Your instructions:
I would like the records restated word for word, without the pictures.

━━━━━ Records ━━━━━

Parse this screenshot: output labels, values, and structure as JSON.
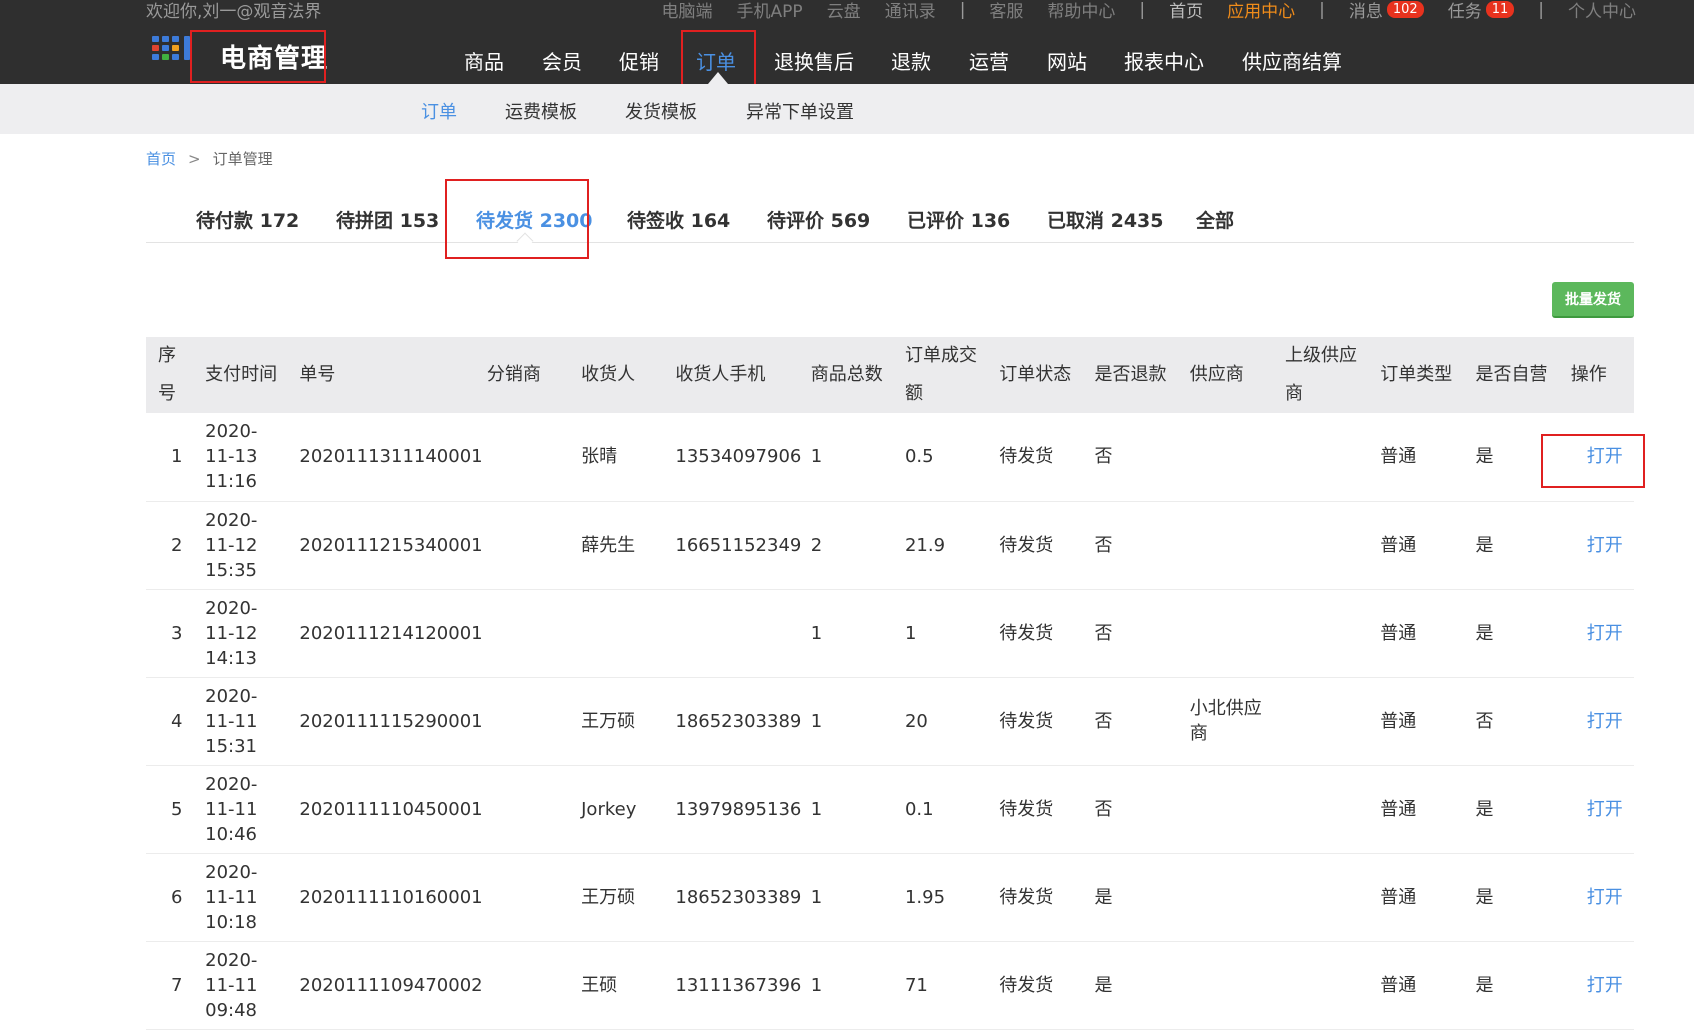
{
  "header": {
    "welcome": "欢迎你,刘一@观音法界",
    "top_links": {
      "pc": "电脑端",
      "app": "手机APP",
      "cloud": "云盘",
      "contacts": "通讯录",
      "sep1": "|",
      "service": "客服",
      "help": "帮助中心",
      "sep2": "|",
      "home": "首页",
      "app_center": "应用中心",
      "sep3": "|",
      "messages": "消息",
      "messages_count": "102",
      "tasks": "任务",
      "tasks_count": "11",
      "sep4": "|",
      "profile": "个人中心"
    },
    "brand": "电商管理",
    "nav": {
      "goods": "商品",
      "members": "会员",
      "promo": "促销",
      "orders": "订单",
      "returns": "退换售后",
      "refunds": "退款",
      "operations": "运营",
      "website": "网站",
      "reports": "报表中心",
      "supplier_settlement": "供应商结算"
    },
    "active_nav": "订单"
  },
  "subnav": {
    "orders": "订单",
    "freight_template": "运费模板",
    "shipping_template": "发货模板",
    "abnormal_order_settings": "异常下单设置"
  },
  "breadcrumb": {
    "home": "首页",
    "sep": ">",
    "current": "订单管理"
  },
  "tabs": {
    "pending_payment": "待付款 172",
    "pending_group": "待拼团 153",
    "pending_shipment": "待发货 2300",
    "pending_receipt": "待签收 164",
    "pending_review": "待评价 569",
    "reviewed": "已评价 136",
    "cancelled": "已取消 2435",
    "all": "全部"
  },
  "batch_ship_button": "批量发货",
  "table": {
    "headers": {
      "idx": "序号",
      "pay_time": "支付时间",
      "order_no": "单号",
      "distributor": "分销商",
      "receiver": "收货人",
      "receiver_phone": "收货人手机",
      "total_qty": "商品总数",
      "amount_l1": "订单成交",
      "amount_l2": "额",
      "status": "订单状态",
      "refunded": "是否退款",
      "supplier": "供应商",
      "parent_supplier_l1": "上级供应",
      "parent_supplier_l2": "商",
      "order_type": "订单类型",
      "self_operated": "是否自营",
      "action": "操作"
    },
    "rows": [
      {
        "idx": "1",
        "date": "2020-",
        "date2": "11-13",
        "time": "11:16",
        "order_no": "2020111311140001",
        "distributor": "",
        "receiver": "张晴",
        "phone": "13534097906",
        "qty": "1",
        "amount": "0.5",
        "status": "待发货",
        "refunded": "否",
        "supplier": "",
        "supplier2": "",
        "parent_supplier": "",
        "type": "普通",
        "self": "是",
        "action": "打开"
      },
      {
        "idx": "2",
        "date": "2020-",
        "date2": "11-12",
        "time": "15:35",
        "order_no": "2020111215340001",
        "distributor": "",
        "receiver": "薛先生",
        "phone": "16651152349",
        "qty": "2",
        "amount": "21.9",
        "status": "待发货",
        "refunded": "否",
        "supplier": "",
        "supplier2": "",
        "parent_supplier": "",
        "type": "普通",
        "self": "是",
        "action": "打开"
      },
      {
        "idx": "3",
        "date": "2020-",
        "date2": "11-12",
        "time": "14:13",
        "order_no": "2020111214120001",
        "distributor": "",
        "receiver": "",
        "phone": "",
        "qty": "1",
        "amount": "1",
        "status": "待发货",
        "refunded": "否",
        "supplier": "",
        "supplier2": "",
        "parent_supplier": "",
        "type": "普通",
        "self": "是",
        "action": "打开"
      },
      {
        "idx": "4",
        "date": "2020-",
        "date2": "11-11",
        "time": "15:31",
        "order_no": "2020111115290001",
        "distributor": "",
        "receiver": "王万硕",
        "phone": "18652303389",
        "qty": "1",
        "amount": "20",
        "status": "待发货",
        "refunded": "否",
        "supplier": "小北供应",
        "supplier2": "商",
        "parent_supplier": "",
        "type": "普通",
        "self": "否",
        "action": "打开"
      },
      {
        "idx": "5",
        "date": "2020-",
        "date2": "11-11",
        "time": "10:46",
        "order_no": "2020111110450001",
        "distributor": "",
        "receiver": "Jorkey",
        "phone": "13979895136",
        "qty": "1",
        "amount": "0.1",
        "status": "待发货",
        "refunded": "否",
        "supplier": "",
        "supplier2": "",
        "parent_supplier": "",
        "type": "普通",
        "self": "是",
        "action": "打开"
      },
      {
        "idx": "6",
        "date": "2020-",
        "date2": "11-11",
        "time": "10:18",
        "order_no": "2020111110160001",
        "distributor": "",
        "receiver": "王万硕",
        "phone": "18652303389",
        "qty": "1",
        "amount": "1.95",
        "status": "待发货",
        "refunded": "是",
        "supplier": "",
        "supplier2": "",
        "parent_supplier": "",
        "type": "普通",
        "self": "是",
        "action": "打开"
      },
      {
        "idx": "7",
        "date": "2020-",
        "date2": "11-11",
        "time": "09:48",
        "order_no": "2020111109470002",
        "distributor": "",
        "receiver": "王硕",
        "phone": "13111367396",
        "qty": "1",
        "amount": "71",
        "status": "待发货",
        "refunded": "是",
        "supplier": "",
        "supplier2": "",
        "parent_supplier": "",
        "type": "普通",
        "self": "是",
        "action": "打开"
      }
    ]
  },
  "colors": {
    "header_bg": "#2f2f2f",
    "accent": "#4a90e2",
    "highlight_box": "#e02020",
    "app_center": "#f08c1a",
    "batch_button": "#5cb85c",
    "badge": "#e8321e"
  }
}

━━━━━

Answer to this exercise:
Parse this screenshot: output labels, values, and structure as JSON.
{
  "header": {
    "welcome": "欢迎你,刘一@观音法界",
    "top_links": {
      "pc": "电脑端",
      "app": "手机APP",
      "cloud": "云盘",
      "contacts": "通讯录",
      "sep1": "|",
      "service": "客服",
      "help": "帮助中心",
      "sep2": "|",
      "home": "首页",
      "app_center": "应用中心",
      "sep3": "|",
      "messages": "消息",
      "messages_count": "102",
      "tasks": "任务",
      "tasks_count": "11",
      "sep4": "|",
      "profile": "个人中心"
    },
    "brand": "电商管理",
    "nav": {
      "goods": "商品",
      "members": "会员",
      "promo": "促销",
      "orders": "订单",
      "returns": "退换售后",
      "refunds": "退款",
      "operations": "运营",
      "website": "网站",
      "reports": "报表中心",
      "supplier_settlement": "供应商结算"
    },
    "active_nav": "订单"
  },
  "subnav": {
    "orders": "订单",
    "freight_template": "运费模板",
    "shipping_template": "发货模板",
    "abnormal_order_settings": "异常下单设置"
  },
  "breadcrumb": {
    "home": "首页",
    "sep": ">",
    "current": "订单管理"
  },
  "tabs": {
    "pending_payment": "待付款 172",
    "pending_group": "待拼团 153",
    "pending_shipment": "待发货 2300",
    "pending_receipt": "待签收 164",
    "pending_review": "待评价 569",
    "reviewed": "已评价 136",
    "cancelled": "已取消 2435",
    "all": "全部"
  },
  "batch_ship_button": "批量发货",
  "table": {
    "headers": {
      "idx": "序号",
      "pay_time": "支付时间",
      "order_no": "单号",
      "distributor": "分销商",
      "receiver": "收货人",
      "receiver_phone": "收货人手机",
      "total_qty": "商品总数",
      "amount_l1": "订单成交",
      "amount_l2": "额",
      "status": "订单状态",
      "refunded": "是否退款",
      "supplier": "供应商",
      "parent_supplier_l1": "上级供应",
      "parent_supplier_l2": "商",
      "order_type": "订单类型",
      "self_operated": "是否自营",
      "action": "操作"
    },
    "rows": [
      {
        "idx": "1",
        "date": "2020-",
        "date2": "11-13",
        "time": "11:16",
        "order_no": "2020111311140001",
        "distributor": "",
        "receiver": "张晴",
        "phone": "13534097906",
        "qty": "1",
        "amount": "0.5",
        "status": "待发货",
        "refunded": "否",
        "supplier": "",
        "supplier2": "",
        "parent_supplier": "",
        "type": "普通",
        "self": "是",
        "action": "打开"
      },
      {
        "idx": "2",
        "date": "2020-",
        "date2": "11-12",
        "time": "15:35",
        "order_no": "2020111215340001",
        "distributor": "",
        "receiver": "薛先生",
        "phone": "16651152349",
        "qty": "2",
        "amount": "21.9",
        "status": "待发货",
        "refunded": "否",
        "supplier": "",
        "supplier2": "",
        "parent_supplier": "",
        "type": "普通",
        "self": "是",
        "action": "打开"
      },
      {
        "idx": "3",
        "date": "2020-",
        "date2": "11-12",
        "time": "14:13",
        "order_no": "2020111214120001",
        "distributor": "",
        "receiver": "",
        "phone": "",
        "qty": "1",
        "amount": "1",
        "status": "待发货",
        "refunded": "否",
        "supplier": "",
        "supplier2": "",
        "parent_supplier": "",
        "type": "普通",
        "self": "是",
        "action": "打开"
      },
      {
        "idx": "4",
        "date": "2020-",
        "date2": "11-11",
        "time": "15:31",
        "order_no": "2020111115290001",
        "distributor": "",
        "receiver": "王万硕",
        "phone": "18652303389",
        "qty": "1",
        "amount": "20",
        "status": "待发货",
        "refunded": "否",
        "supplier": "小北供应",
        "supplier2": "商",
        "parent_supplier": "",
        "type": "普通",
        "self": "否",
        "action": "打开"
      },
      {
        "idx": "5",
        "date": "2020-",
        "date2": "11-11",
        "time": "10:46",
        "order_no": "2020111110450001",
        "distributor": "",
        "receiver": "Jorkey",
        "phone": "13979895136",
        "qty": "1",
        "amount": "0.1",
        "status": "待发货",
        "refunded": "否",
        "supplier": "",
        "supplier2": "",
        "parent_supplier": "",
        "type": "普通",
        "self": "是",
        "action": "打开"
      },
      {
        "idx": "6",
        "date": "2020-",
        "date2": "11-11",
        "time": "10:18",
        "order_no": "2020111110160001",
        "distributor": "",
        "receiver": "王万硕",
        "phone": "18652303389",
        "qty": "1",
        "amount": "1.95",
        "status": "待发货",
        "refunded": "是",
        "supplier": "",
        "supplier2": "",
        "parent_supplier": "",
        "type": "普通",
        "self": "是",
        "action": "打开"
      },
      {
        "idx": "7",
        "date": "2020-",
        "date2": "11-11",
        "time": "09:48",
        "order_no": "2020111109470002",
        "distributor": "",
        "receiver": "王硕",
        "phone": "13111367396",
        "qty": "1",
        "amount": "71",
        "status": "待发货",
        "refunded": "是",
        "supplier": "",
        "supplier2": "",
        "parent_supplier": "",
        "type": "普通",
        "self": "是",
        "action": "打开"
      }
    ]
  },
  "colors": {
    "header_bg": "#2f2f2f",
    "accent": "#4a90e2",
    "highlight_box": "#e02020",
    "app_center": "#f08c1a",
    "batch_button": "#5cb85c",
    "badge": "#e8321e"
  }
}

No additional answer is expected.